Insights and intriguing speculations from a neurologist whose patients provide him with unusual opportunities to explore the...
PHANTOMS IN THE BRAIN: Probing the Mysteries of the Human Mind
by ‧RELEASE DATE: Sept. 2, 1998
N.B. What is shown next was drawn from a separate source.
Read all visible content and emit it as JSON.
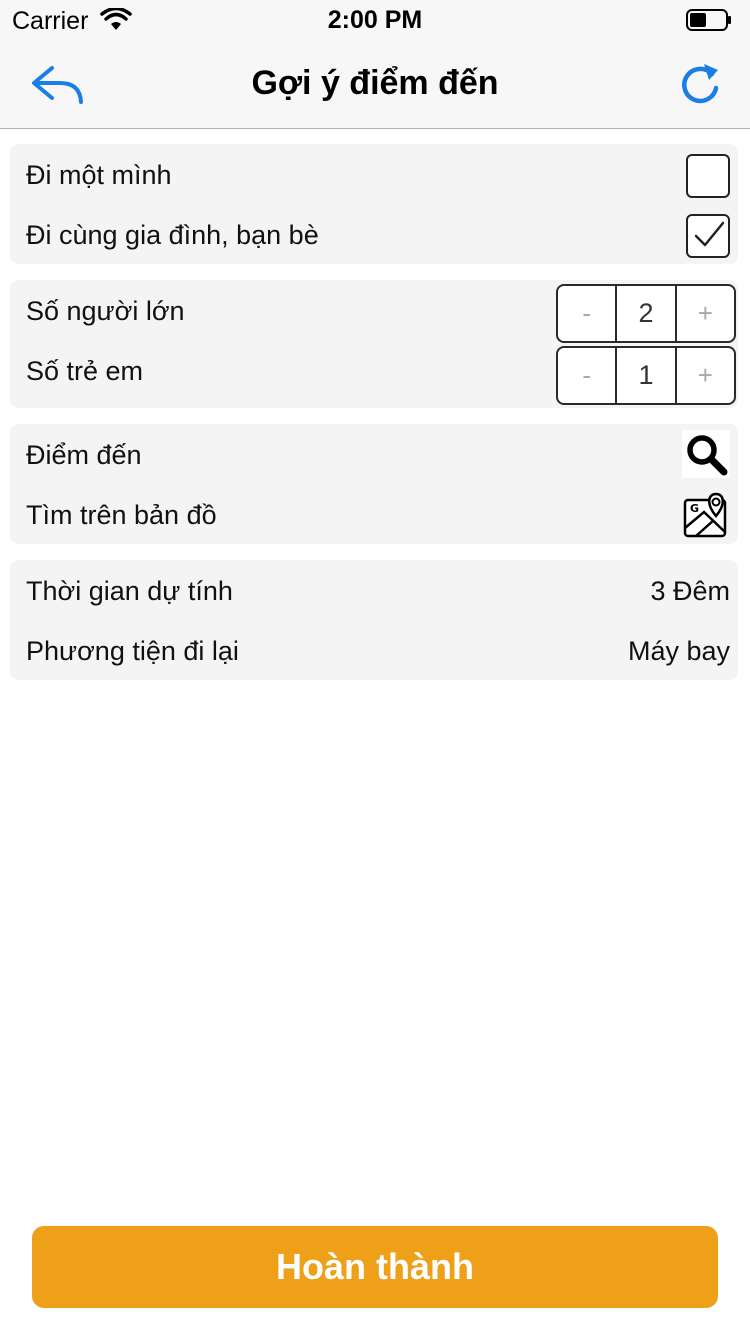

Insights and intriguing speculations from a neurologist whose patients provide him with unusual opportunities to explore the brain. Ramachandran's present volume began as a Decade of the Brain lecture given three years ago at the annual meeting of the Society for Neuroscience. With the help of New York Times writer Blakeslee, he has expanded that address to scientists into a work of popular science for the general reader. He introduces patients with strange, sometimes extraordinary, symptoms--a man who experiences orgasms in an amputated, or phantom, foot; a woman who is convinced that her own arm must belong to her brother; stroke victims who insist they can move their paralyzed limbs; an accident survivor who believes that his parents are imposters; perfectly sane men and women with hallucinations of animals, objects, even cartoons--and then offers his ideas about what is going on in the patient's brain that would explain such symptoms. Often he devises ingenious experiments involving mirrors, gloves, and helpful graduate students to test his ideas. The results are a new understanding of how information from different senses interacts and how the brain forms new connections and updates its model of reality in response to new sensory inputs. The wide-ranging Ramachandran also looks into the brain for clues about the mystery of autistic savants, human laughter, multiple personality disorder, religious experiences, and the very nature of the self. Besides informative drawings and images of the human brain, the text contains numerous illustrations demonstrating optical phenomena that demand reader involvement. Ramachandran, who likens himself to a sleuth and has boundless curiosity, leads readers on a riveting trail of detection.